[Data about app and page elements]
* * * * * * * * *
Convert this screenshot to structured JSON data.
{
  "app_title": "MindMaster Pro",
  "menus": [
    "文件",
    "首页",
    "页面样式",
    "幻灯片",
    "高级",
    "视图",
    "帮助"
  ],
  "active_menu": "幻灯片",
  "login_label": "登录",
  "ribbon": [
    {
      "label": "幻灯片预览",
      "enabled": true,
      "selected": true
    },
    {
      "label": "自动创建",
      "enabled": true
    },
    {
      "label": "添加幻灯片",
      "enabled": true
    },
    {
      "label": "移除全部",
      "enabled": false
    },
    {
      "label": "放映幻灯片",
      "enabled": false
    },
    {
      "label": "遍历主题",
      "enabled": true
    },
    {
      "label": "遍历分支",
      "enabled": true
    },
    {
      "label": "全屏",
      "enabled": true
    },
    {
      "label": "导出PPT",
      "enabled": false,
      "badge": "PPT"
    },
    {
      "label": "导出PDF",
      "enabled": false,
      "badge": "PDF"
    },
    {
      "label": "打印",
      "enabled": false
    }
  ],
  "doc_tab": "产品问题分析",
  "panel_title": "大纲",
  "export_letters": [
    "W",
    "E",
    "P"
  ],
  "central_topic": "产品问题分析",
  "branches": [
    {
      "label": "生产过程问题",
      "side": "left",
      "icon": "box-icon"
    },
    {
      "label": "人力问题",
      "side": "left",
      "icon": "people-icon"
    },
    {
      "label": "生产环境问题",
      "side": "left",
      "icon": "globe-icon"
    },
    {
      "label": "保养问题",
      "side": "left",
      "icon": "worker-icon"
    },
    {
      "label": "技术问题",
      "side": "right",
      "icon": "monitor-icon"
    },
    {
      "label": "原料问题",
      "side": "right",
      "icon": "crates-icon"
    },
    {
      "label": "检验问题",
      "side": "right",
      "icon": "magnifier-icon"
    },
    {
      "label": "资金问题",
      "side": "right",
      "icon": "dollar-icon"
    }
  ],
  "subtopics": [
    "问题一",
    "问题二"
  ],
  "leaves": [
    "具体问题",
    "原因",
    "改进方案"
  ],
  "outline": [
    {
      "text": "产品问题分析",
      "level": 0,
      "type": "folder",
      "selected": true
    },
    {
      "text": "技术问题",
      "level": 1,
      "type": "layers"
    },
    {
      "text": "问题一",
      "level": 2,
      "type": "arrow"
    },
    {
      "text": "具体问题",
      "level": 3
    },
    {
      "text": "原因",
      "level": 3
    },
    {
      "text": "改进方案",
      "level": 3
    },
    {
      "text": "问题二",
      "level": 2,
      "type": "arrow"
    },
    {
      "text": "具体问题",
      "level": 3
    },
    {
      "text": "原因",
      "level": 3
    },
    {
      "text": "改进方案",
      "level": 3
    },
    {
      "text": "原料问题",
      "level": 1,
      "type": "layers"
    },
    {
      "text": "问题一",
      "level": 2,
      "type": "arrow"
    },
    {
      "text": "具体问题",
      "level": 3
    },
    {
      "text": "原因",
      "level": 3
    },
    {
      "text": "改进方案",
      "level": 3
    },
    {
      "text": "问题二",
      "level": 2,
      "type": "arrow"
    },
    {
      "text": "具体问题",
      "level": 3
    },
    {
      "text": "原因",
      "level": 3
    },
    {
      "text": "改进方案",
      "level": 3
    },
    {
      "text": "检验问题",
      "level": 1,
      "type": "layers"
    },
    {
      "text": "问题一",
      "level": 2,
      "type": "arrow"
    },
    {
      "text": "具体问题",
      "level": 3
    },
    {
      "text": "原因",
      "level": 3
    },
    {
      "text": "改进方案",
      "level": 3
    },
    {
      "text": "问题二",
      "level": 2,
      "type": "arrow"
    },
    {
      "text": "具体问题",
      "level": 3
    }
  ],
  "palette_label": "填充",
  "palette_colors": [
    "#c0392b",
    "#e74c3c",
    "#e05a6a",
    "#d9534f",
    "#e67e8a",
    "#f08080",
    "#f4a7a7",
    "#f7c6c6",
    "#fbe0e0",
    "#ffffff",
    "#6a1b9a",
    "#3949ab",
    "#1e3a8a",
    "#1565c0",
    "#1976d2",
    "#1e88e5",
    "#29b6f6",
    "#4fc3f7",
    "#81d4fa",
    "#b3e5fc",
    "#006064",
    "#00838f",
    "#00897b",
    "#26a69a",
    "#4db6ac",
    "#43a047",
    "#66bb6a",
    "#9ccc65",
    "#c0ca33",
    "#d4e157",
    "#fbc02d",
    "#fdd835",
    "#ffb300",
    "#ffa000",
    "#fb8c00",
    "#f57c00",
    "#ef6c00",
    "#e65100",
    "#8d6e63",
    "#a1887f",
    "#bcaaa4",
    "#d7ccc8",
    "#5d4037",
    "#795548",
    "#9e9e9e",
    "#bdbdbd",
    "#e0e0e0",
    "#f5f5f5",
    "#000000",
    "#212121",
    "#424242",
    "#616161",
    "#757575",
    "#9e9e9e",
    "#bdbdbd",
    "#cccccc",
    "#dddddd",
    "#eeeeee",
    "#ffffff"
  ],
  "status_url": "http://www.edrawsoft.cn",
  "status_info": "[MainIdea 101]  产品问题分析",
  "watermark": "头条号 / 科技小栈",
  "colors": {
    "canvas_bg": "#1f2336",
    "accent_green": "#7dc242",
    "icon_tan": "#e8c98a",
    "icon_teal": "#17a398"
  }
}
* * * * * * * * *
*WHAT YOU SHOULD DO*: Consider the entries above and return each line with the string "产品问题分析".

*FINAL ANSWER*:
  "doc_tab": "产品问题分析",
  "central_topic": "产品问题分析",
      "text": "产品问题分析",
  "status_info": "[MainIdea 101]  产品问题分析",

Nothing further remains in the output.